=== Extracted material ===
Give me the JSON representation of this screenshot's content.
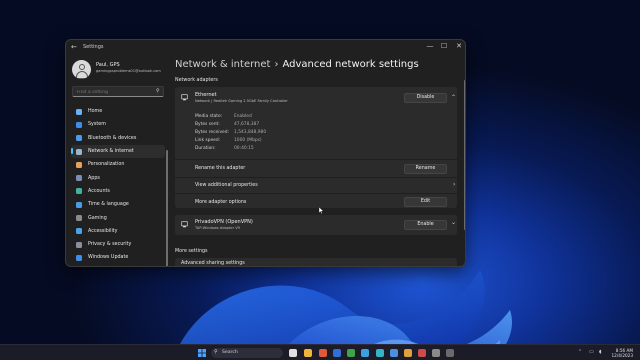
{
  "window": {
    "app_title": "Settings",
    "back_glyph": "←",
    "controls": {
      "minimize": "—",
      "maximize": "☐",
      "close": "✕"
    }
  },
  "user": {
    "name": "Paul, GPS",
    "email": "gamingpsproblems01@outlook.com"
  },
  "search": {
    "placeholder": "Find a setting",
    "icon": "search-icon"
  },
  "sidebar": {
    "items": [
      {
        "label": "Home",
        "color": "#6ab0f5"
      },
      {
        "label": "System",
        "color": "#3d8ee8"
      },
      {
        "label": "Bluetooth & devices",
        "color": "#4a9be8"
      },
      {
        "label": "Network & internet",
        "color": "#9fb3c8",
        "active": true
      },
      {
        "label": "Personalization",
        "color": "#e8a15b"
      },
      {
        "label": "Apps",
        "color": "#7c8db3"
      },
      {
        "label": "Accounts",
        "color": "#3fb3a0"
      },
      {
        "label": "Time & language",
        "color": "#4a9be8"
      },
      {
        "label": "Gaming",
        "color": "#8a8a8a"
      },
      {
        "label": "Accessibility",
        "color": "#4aa3e8"
      },
      {
        "label": "Privacy & security",
        "color": "#8a8fa0"
      },
      {
        "label": "Windows Update",
        "color": "#3d8ee8"
      }
    ]
  },
  "breadcrumb": {
    "parent": "Network & internet",
    "separator": "›",
    "current": "Advanced network settings"
  },
  "sections": {
    "adapters_label": "Network adapters",
    "more_label": "More settings"
  },
  "ethernet": {
    "name": "Ethernet",
    "description": "Network | Realtek Gaming 2.5GbE Family Controller",
    "button": "Disable",
    "details": [
      {
        "key": "Media state:",
        "value": "Enabled"
      },
      {
        "key": "Bytes sent:",
        "value": "47,678,387"
      },
      {
        "key": "Bytes received:",
        "value": "1,543,848,980"
      },
      {
        "key": "Link speed:",
        "value": "1000 (Mbps)"
      },
      {
        "key": "Duration:",
        "value": "00:40:15"
      }
    ],
    "rename_label": "Rename this adapter",
    "rename_button": "Rename",
    "view_props_label": "View additional properties",
    "more_options_label": "More adapter options",
    "edit_button": "Edit"
  },
  "vpn": {
    "name": "PrivadoVPN (OpenVPN)",
    "description": "TAP-Windows Adapter V9",
    "button": "Enable"
  },
  "advanced_sharing": {
    "label": "Advanced sharing settings"
  },
  "taskbar": {
    "search_label": "Search",
    "time": "8:56 AM",
    "date": "12/4/2023",
    "icon_colors": [
      "#4aa3ff",
      "#e0e0e0",
      "#f0b43c",
      "#3a7fe0",
      "#3fa34d",
      "#e05a3a",
      "#2f6fd6",
      "#3aa0e0",
      "#e0a13c",
      "#36b3c8",
      "#d04a4a",
      "#4a8fe0",
      "#8a8a8a",
      "#6a6a6a"
    ]
  }
}
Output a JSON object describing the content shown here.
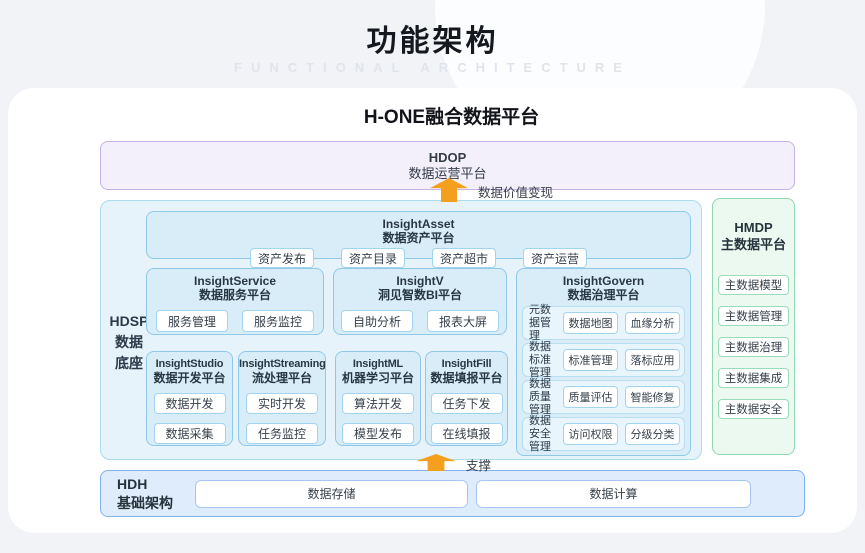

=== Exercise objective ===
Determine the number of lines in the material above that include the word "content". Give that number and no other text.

=== Solution ===
2